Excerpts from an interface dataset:
/---
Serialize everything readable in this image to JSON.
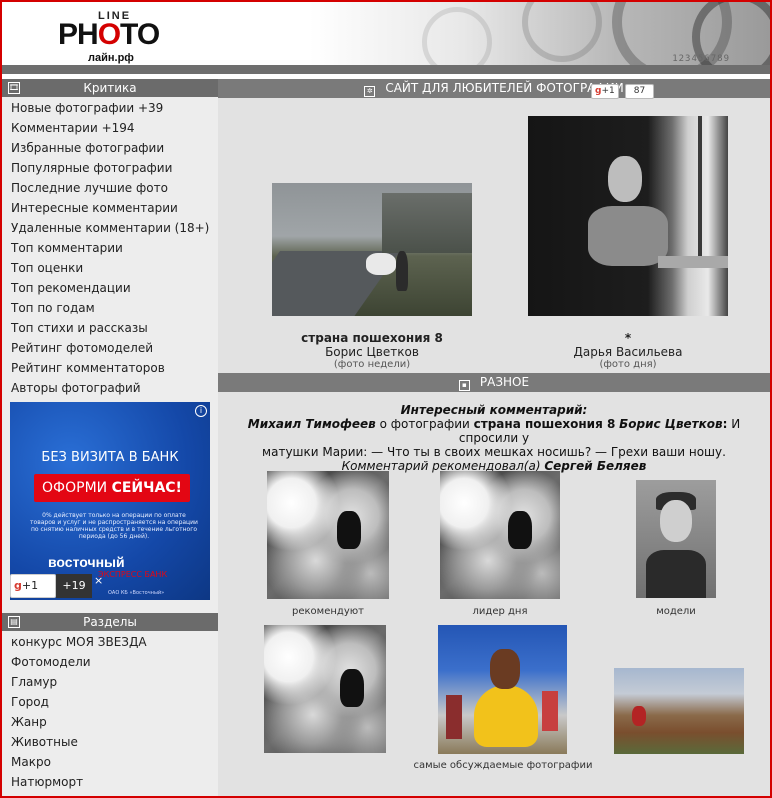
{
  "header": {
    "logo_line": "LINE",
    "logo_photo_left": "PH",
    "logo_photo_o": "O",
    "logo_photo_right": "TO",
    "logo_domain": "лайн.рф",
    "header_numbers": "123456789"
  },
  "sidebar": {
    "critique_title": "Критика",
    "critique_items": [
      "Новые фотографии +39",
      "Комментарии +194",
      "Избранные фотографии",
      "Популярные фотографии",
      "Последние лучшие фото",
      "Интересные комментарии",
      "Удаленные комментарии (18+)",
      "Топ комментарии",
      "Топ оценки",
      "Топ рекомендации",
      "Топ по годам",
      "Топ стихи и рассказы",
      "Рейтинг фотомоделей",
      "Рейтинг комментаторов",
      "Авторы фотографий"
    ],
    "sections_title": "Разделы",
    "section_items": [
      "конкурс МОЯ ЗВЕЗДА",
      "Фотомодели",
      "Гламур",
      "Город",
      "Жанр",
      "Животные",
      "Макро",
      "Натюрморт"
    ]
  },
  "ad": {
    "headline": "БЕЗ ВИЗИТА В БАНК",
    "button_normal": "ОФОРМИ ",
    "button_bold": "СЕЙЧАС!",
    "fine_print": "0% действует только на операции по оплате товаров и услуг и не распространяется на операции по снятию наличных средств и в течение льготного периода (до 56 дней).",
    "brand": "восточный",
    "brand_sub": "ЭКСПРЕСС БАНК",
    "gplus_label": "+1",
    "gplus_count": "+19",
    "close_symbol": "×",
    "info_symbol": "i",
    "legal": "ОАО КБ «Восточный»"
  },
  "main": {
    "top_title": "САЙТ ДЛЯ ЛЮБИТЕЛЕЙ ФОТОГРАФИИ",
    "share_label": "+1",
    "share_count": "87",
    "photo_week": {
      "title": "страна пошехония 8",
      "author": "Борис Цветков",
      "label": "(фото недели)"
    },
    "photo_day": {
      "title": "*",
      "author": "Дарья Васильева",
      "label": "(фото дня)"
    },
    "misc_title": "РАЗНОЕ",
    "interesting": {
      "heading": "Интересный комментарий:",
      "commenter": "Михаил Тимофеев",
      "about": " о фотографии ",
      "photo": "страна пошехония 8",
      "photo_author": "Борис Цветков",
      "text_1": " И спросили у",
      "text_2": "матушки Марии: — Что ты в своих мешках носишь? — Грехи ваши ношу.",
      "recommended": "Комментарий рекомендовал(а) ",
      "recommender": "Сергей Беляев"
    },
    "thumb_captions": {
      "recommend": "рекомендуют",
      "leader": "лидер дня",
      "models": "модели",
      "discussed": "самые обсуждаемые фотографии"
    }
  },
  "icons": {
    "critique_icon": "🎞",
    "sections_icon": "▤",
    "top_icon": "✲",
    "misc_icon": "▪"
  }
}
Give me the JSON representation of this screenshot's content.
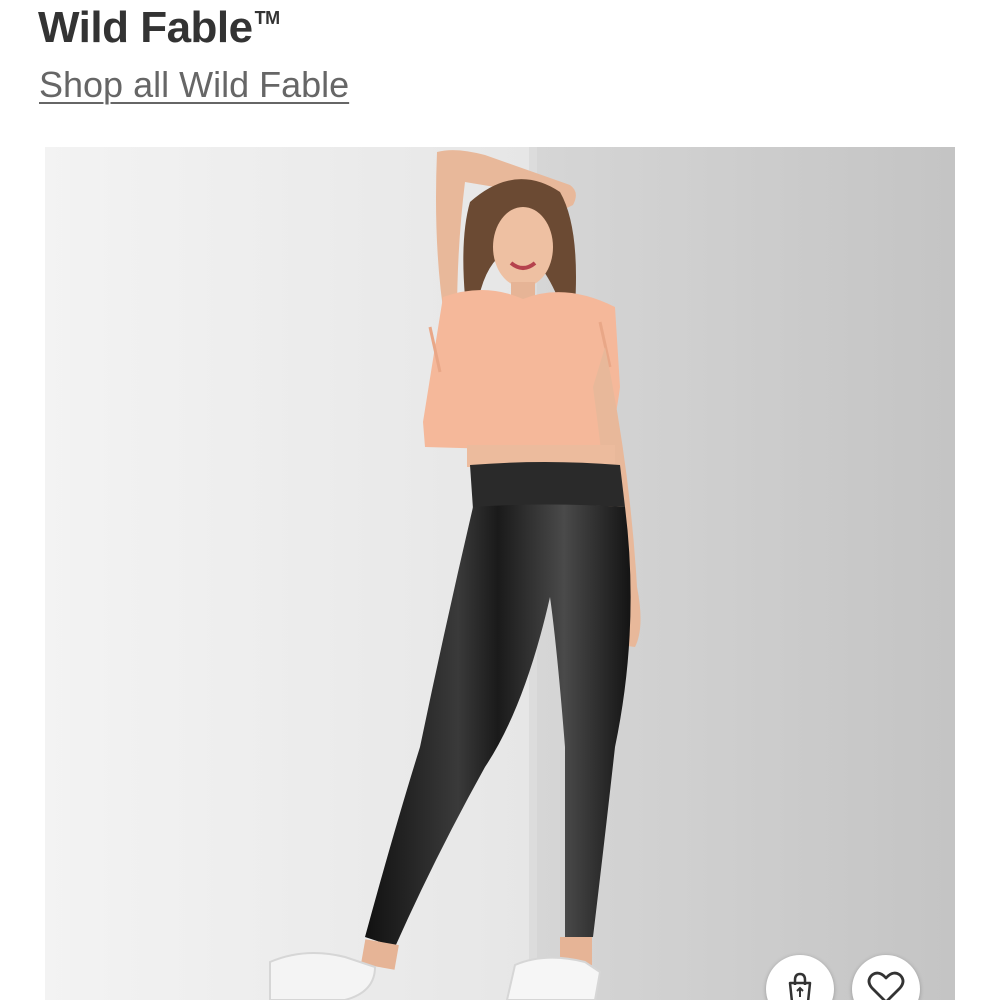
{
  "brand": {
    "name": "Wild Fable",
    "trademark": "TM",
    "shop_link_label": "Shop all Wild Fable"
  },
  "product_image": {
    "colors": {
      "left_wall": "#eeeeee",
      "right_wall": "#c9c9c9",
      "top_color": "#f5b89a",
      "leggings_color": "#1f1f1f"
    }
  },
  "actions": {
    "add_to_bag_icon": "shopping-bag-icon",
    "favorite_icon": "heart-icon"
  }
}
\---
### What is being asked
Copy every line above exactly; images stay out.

### Final answer
Serialize everything readable in this image to JSON.
{
  "header": {
    "logo_line": "LINE",
    "logo_photo_left": "PH",
    "logo_photo_o": "O",
    "logo_photo_right": "TO",
    "logo_domain": "лайн.рф",
    "header_numbers": "123456789"
  },
  "sidebar": {
    "critique_title": "Критика",
    "critique_items": [
      "Новые фотографии +39",
      "Комментарии +194",
      "Избранные фотографии",
      "Популярные фотографии",
      "Последние лучшие фото",
      "Интересные комментарии",
      "Удаленные комментарии (18+)",
      "Топ комментарии",
      "Топ оценки",
      "Топ рекомендации",
      "Топ по годам",
      "Топ стихи и рассказы",
      "Рейтинг фотомоделей",
      "Рейтинг комментаторов",
      "Авторы фотографий"
    ],
    "sections_title": "Разделы",
    "section_items": [
      "конкурс МОЯ ЗВЕЗДА",
      "Фотомодели",
      "Гламур",
      "Город",
      "Жанр",
      "Животные",
      "Макро",
      "Натюрморт"
    ]
  },
  "ad": {
    "headline": "БЕЗ ВИЗИТА В БАНК",
    "button_normal": "ОФОРМИ ",
    "button_bold": "СЕЙЧАС!",
    "fine_print": "0% действует только на операции по оплате товаров и услуг и не распространяется на операции по снятию наличных средств и в течение льготного периода (до 56 дней).",
    "brand": "восточный",
    "brand_sub": "ЭКСПРЕСС БАНК",
    "gplus_label": "+1",
    "gplus_count": "+19",
    "close_symbol": "×",
    "info_symbol": "i",
    "legal": "ОАО КБ «Восточный»"
  },
  "main": {
    "top_title": "САЙТ ДЛЯ ЛЮБИТЕЛЕЙ ФОТОГРАФИИ",
    "share_label": "+1",
    "share_count": "87",
    "photo_week": {
      "title": "страна пошехония 8",
      "author": "Борис Цветков",
      "label": "(фото недели)"
    },
    "photo_day": {
      "title": "*",
      "author": "Дарья Васильева",
      "label": "(фото дня)"
    },
    "misc_title": "РАЗНОЕ",
    "interesting": {
      "heading": "Интересный комментарий:",
      "commenter": "Михаил Тимофеев",
      "about": " о фотографии ",
      "photo": "страна пошехония 8",
      "photo_author": "Борис Цветков",
      "text_1": " И спросили у",
      "text_2": "матушки Марии: — Что ты в своих мешках носишь? — Грехи ваши ношу.",
      "recommended": "Комментарий рекомендовал(а) ",
      "recommender": "Сергей Беляев"
    },
    "thumb_captions": {
      "recommend": "рекомендуют",
      "leader": "лидер дня",
      "models": "модели",
      "discussed": "самые обсуждаемые фотографии"
    }
  },
  "icons": {
    "critique_icon": "🎞",
    "sections_icon": "▤",
    "top_icon": "✲",
    "misc_icon": "▪"
  }
}
Give me the JSON representation of this screenshot's content.
{
  "brand": {
    "name": "Wild Fable",
    "trademark": "TM",
    "shop_link_label": "Shop all Wild Fable"
  },
  "product_image": {
    "colors": {
      "left_wall": "#eeeeee",
      "right_wall": "#c9c9c9",
      "top_color": "#f5b89a",
      "leggings_color": "#1f1f1f"
    }
  },
  "actions": {
    "add_to_bag_icon": "shopping-bag-icon",
    "favorite_icon": "heart-icon"
  }
}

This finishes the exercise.